Reply solely with the number of lines, in the records underneath, that include the word "frevvo".

*** Provided records Section Begins ***

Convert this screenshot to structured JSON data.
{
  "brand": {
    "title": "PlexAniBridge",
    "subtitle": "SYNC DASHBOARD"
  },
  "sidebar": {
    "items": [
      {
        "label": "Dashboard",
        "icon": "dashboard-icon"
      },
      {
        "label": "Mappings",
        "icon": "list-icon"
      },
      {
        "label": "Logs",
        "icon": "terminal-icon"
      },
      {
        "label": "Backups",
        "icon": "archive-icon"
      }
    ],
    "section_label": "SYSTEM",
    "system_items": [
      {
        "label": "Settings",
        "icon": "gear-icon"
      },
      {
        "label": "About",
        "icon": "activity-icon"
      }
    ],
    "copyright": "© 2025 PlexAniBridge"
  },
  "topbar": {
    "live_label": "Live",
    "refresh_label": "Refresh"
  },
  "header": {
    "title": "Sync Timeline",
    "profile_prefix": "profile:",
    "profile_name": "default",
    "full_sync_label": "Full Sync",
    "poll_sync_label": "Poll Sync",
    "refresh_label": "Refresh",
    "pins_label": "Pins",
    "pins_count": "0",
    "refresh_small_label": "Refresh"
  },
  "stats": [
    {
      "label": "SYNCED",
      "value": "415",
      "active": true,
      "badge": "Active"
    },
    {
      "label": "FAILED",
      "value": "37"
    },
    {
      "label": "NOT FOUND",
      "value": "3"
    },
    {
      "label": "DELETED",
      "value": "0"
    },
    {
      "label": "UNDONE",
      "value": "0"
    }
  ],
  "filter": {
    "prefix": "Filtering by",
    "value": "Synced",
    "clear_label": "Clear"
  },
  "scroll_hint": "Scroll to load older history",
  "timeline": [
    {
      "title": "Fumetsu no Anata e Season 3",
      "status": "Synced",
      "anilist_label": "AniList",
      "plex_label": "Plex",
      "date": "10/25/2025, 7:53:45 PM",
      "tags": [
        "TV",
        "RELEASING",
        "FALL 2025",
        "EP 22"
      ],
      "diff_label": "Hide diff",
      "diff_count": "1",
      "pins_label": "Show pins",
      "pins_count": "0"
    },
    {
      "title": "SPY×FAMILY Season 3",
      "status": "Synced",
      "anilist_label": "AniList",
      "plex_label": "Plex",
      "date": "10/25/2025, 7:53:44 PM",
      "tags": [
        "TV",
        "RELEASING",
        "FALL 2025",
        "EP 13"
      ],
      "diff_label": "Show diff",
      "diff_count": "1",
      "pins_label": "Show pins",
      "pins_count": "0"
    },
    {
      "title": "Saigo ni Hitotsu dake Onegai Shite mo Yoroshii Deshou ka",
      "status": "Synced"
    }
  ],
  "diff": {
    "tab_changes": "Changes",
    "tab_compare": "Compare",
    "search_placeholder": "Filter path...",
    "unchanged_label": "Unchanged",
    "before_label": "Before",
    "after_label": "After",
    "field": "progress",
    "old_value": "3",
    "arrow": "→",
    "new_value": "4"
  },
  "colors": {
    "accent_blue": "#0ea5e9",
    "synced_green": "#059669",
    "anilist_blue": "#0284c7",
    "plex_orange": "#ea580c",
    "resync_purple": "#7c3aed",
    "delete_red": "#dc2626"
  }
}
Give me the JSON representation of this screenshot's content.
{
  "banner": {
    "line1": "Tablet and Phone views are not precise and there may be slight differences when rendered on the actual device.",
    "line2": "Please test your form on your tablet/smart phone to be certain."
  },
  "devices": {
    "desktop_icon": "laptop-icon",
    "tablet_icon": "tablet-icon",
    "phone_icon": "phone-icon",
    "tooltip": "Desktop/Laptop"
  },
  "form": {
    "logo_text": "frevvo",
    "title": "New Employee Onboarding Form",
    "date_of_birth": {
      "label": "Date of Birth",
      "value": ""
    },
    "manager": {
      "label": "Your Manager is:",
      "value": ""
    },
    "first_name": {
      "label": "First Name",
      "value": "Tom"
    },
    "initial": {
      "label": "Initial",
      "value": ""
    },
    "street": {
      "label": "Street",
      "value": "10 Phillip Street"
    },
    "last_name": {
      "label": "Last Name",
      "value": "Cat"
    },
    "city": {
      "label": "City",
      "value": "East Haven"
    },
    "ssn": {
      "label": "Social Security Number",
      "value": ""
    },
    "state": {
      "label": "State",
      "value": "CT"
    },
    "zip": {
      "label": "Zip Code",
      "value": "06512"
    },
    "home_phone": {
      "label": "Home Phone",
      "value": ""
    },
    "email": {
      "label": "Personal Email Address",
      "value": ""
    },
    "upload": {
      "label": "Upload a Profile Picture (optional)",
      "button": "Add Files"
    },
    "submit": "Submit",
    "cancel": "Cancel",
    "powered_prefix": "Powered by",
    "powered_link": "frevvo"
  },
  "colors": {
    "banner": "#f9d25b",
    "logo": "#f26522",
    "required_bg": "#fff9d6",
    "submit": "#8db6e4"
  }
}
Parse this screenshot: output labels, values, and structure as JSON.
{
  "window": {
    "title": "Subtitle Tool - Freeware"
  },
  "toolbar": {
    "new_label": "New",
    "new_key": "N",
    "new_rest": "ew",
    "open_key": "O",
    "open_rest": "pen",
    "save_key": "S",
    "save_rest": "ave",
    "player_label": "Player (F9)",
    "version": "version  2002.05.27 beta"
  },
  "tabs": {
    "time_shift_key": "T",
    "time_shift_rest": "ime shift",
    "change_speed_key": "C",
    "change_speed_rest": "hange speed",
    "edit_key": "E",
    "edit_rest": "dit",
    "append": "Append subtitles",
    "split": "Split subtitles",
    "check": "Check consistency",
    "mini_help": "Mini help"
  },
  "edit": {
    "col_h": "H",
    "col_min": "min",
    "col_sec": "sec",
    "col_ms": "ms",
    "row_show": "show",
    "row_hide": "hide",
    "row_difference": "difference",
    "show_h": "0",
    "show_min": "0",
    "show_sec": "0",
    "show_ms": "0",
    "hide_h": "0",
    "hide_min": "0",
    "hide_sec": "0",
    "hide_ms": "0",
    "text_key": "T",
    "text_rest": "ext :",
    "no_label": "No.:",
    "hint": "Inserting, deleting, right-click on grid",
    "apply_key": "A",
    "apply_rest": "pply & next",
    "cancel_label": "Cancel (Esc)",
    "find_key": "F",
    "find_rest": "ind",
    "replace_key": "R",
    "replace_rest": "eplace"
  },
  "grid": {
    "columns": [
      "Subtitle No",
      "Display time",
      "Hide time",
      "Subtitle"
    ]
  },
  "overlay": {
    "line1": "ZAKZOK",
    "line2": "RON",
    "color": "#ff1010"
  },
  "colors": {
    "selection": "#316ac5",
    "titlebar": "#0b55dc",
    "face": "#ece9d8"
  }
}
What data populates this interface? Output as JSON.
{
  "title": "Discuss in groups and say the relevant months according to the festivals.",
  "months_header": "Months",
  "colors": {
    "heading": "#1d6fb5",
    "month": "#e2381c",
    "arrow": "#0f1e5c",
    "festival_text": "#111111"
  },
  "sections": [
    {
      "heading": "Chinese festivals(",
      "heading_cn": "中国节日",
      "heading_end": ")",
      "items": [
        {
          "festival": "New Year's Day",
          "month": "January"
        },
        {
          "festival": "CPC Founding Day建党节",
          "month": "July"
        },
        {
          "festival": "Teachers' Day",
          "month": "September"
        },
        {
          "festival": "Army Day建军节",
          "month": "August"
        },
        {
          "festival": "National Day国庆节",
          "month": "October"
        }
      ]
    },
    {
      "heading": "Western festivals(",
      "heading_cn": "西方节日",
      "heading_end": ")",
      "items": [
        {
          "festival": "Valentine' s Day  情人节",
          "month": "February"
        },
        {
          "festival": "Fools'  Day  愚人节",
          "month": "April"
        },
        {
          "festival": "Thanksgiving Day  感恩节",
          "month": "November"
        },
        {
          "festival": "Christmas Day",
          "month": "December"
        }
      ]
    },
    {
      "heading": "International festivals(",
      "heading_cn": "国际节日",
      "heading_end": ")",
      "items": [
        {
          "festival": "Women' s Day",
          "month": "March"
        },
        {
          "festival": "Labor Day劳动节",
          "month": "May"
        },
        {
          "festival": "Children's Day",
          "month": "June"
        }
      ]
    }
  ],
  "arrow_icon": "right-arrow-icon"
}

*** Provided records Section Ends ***

## Finished exercise
2